AIM OF THE TASK
Each line that includes "JSON" must be copied from the records.
═════ RECORD EXCERPTS
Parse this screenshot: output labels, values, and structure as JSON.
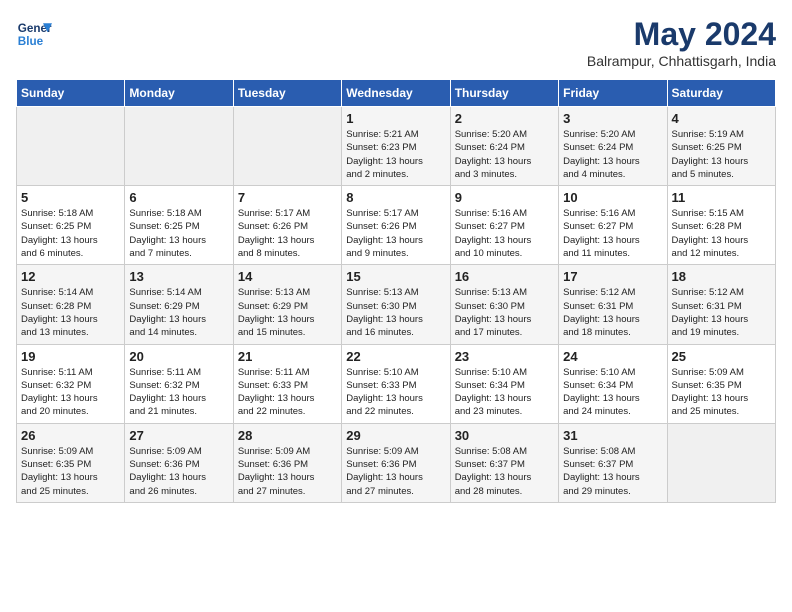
{
  "header": {
    "logo_line1": "General",
    "logo_line2": "Blue",
    "month_year": "May 2024",
    "location": "Balrampur, Chhattisgarh, India"
  },
  "weekdays": [
    "Sunday",
    "Monday",
    "Tuesday",
    "Wednesday",
    "Thursday",
    "Friday",
    "Saturday"
  ],
  "weeks": [
    [
      {
        "day": "",
        "info": ""
      },
      {
        "day": "",
        "info": ""
      },
      {
        "day": "",
        "info": ""
      },
      {
        "day": "1",
        "info": "Sunrise: 5:21 AM\nSunset: 6:23 PM\nDaylight: 13 hours\nand 2 minutes."
      },
      {
        "day": "2",
        "info": "Sunrise: 5:20 AM\nSunset: 6:24 PM\nDaylight: 13 hours\nand 3 minutes."
      },
      {
        "day": "3",
        "info": "Sunrise: 5:20 AM\nSunset: 6:24 PM\nDaylight: 13 hours\nand 4 minutes."
      },
      {
        "day": "4",
        "info": "Sunrise: 5:19 AM\nSunset: 6:25 PM\nDaylight: 13 hours\nand 5 minutes."
      }
    ],
    [
      {
        "day": "5",
        "info": "Sunrise: 5:18 AM\nSunset: 6:25 PM\nDaylight: 13 hours\nand 6 minutes."
      },
      {
        "day": "6",
        "info": "Sunrise: 5:18 AM\nSunset: 6:25 PM\nDaylight: 13 hours\nand 7 minutes."
      },
      {
        "day": "7",
        "info": "Sunrise: 5:17 AM\nSunset: 6:26 PM\nDaylight: 13 hours\nand 8 minutes."
      },
      {
        "day": "8",
        "info": "Sunrise: 5:17 AM\nSunset: 6:26 PM\nDaylight: 13 hours\nand 9 minutes."
      },
      {
        "day": "9",
        "info": "Sunrise: 5:16 AM\nSunset: 6:27 PM\nDaylight: 13 hours\nand 10 minutes."
      },
      {
        "day": "10",
        "info": "Sunrise: 5:16 AM\nSunset: 6:27 PM\nDaylight: 13 hours\nand 11 minutes."
      },
      {
        "day": "11",
        "info": "Sunrise: 5:15 AM\nSunset: 6:28 PM\nDaylight: 13 hours\nand 12 minutes."
      }
    ],
    [
      {
        "day": "12",
        "info": "Sunrise: 5:14 AM\nSunset: 6:28 PM\nDaylight: 13 hours\nand 13 minutes."
      },
      {
        "day": "13",
        "info": "Sunrise: 5:14 AM\nSunset: 6:29 PM\nDaylight: 13 hours\nand 14 minutes."
      },
      {
        "day": "14",
        "info": "Sunrise: 5:13 AM\nSunset: 6:29 PM\nDaylight: 13 hours\nand 15 minutes."
      },
      {
        "day": "15",
        "info": "Sunrise: 5:13 AM\nSunset: 6:30 PM\nDaylight: 13 hours\nand 16 minutes."
      },
      {
        "day": "16",
        "info": "Sunrise: 5:13 AM\nSunset: 6:30 PM\nDaylight: 13 hours\nand 17 minutes."
      },
      {
        "day": "17",
        "info": "Sunrise: 5:12 AM\nSunset: 6:31 PM\nDaylight: 13 hours\nand 18 minutes."
      },
      {
        "day": "18",
        "info": "Sunrise: 5:12 AM\nSunset: 6:31 PM\nDaylight: 13 hours\nand 19 minutes."
      }
    ],
    [
      {
        "day": "19",
        "info": "Sunrise: 5:11 AM\nSunset: 6:32 PM\nDaylight: 13 hours\nand 20 minutes."
      },
      {
        "day": "20",
        "info": "Sunrise: 5:11 AM\nSunset: 6:32 PM\nDaylight: 13 hours\nand 21 minutes."
      },
      {
        "day": "21",
        "info": "Sunrise: 5:11 AM\nSunset: 6:33 PM\nDaylight: 13 hours\nand 22 minutes."
      },
      {
        "day": "22",
        "info": "Sunrise: 5:10 AM\nSunset: 6:33 PM\nDaylight: 13 hours\nand 22 minutes."
      },
      {
        "day": "23",
        "info": "Sunrise: 5:10 AM\nSunset: 6:34 PM\nDaylight: 13 hours\nand 23 minutes."
      },
      {
        "day": "24",
        "info": "Sunrise: 5:10 AM\nSunset: 6:34 PM\nDaylight: 13 hours\nand 24 minutes."
      },
      {
        "day": "25",
        "info": "Sunrise: 5:09 AM\nSunset: 6:35 PM\nDaylight: 13 hours\nand 25 minutes."
      }
    ],
    [
      {
        "day": "26",
        "info": "Sunrise: 5:09 AM\nSunset: 6:35 PM\nDaylight: 13 hours\nand 25 minutes."
      },
      {
        "day": "27",
        "info": "Sunrise: 5:09 AM\nSunset: 6:36 PM\nDaylight: 13 hours\nand 26 minutes."
      },
      {
        "day": "28",
        "info": "Sunrise: 5:09 AM\nSunset: 6:36 PM\nDaylight: 13 hours\nand 27 minutes."
      },
      {
        "day": "29",
        "info": "Sunrise: 5:09 AM\nSunset: 6:36 PM\nDaylight: 13 hours\nand 27 minutes."
      },
      {
        "day": "30",
        "info": "Sunrise: 5:08 AM\nSunset: 6:37 PM\nDaylight: 13 hours\nand 28 minutes."
      },
      {
        "day": "31",
        "info": "Sunrise: 5:08 AM\nSunset: 6:37 PM\nDaylight: 13 hours\nand 29 minutes."
      },
      {
        "day": "",
        "info": ""
      }
    ]
  ]
}
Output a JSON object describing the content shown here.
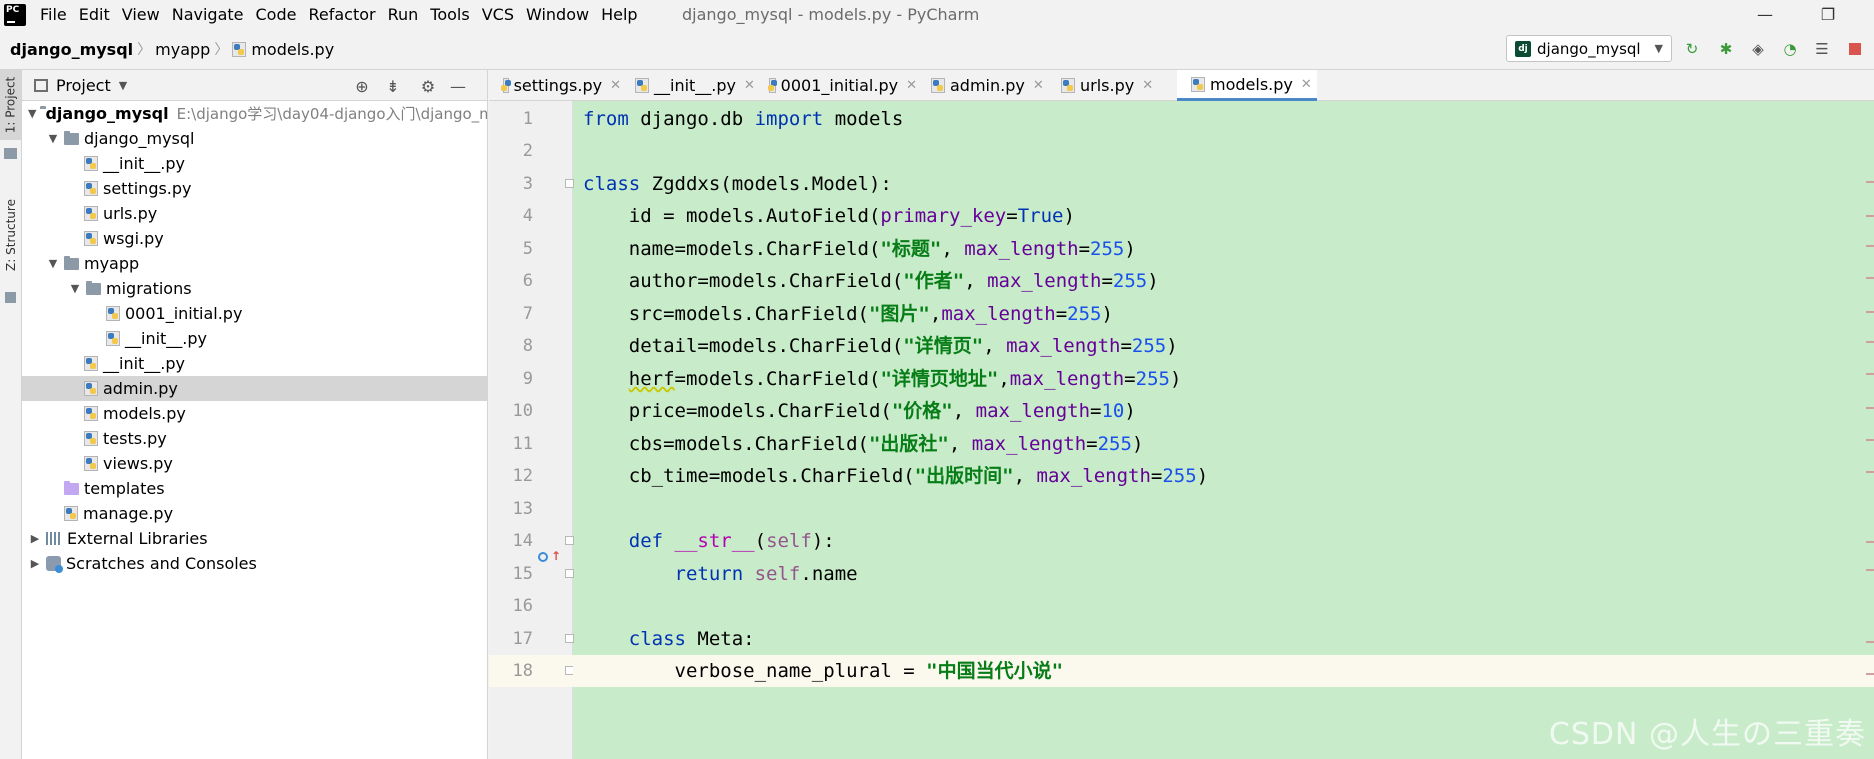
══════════
ANSWER TO THIS PROBLEM
Parse this screenshot: output labels, values, and structure as JSON.
Output a JSON object describing the content shown here.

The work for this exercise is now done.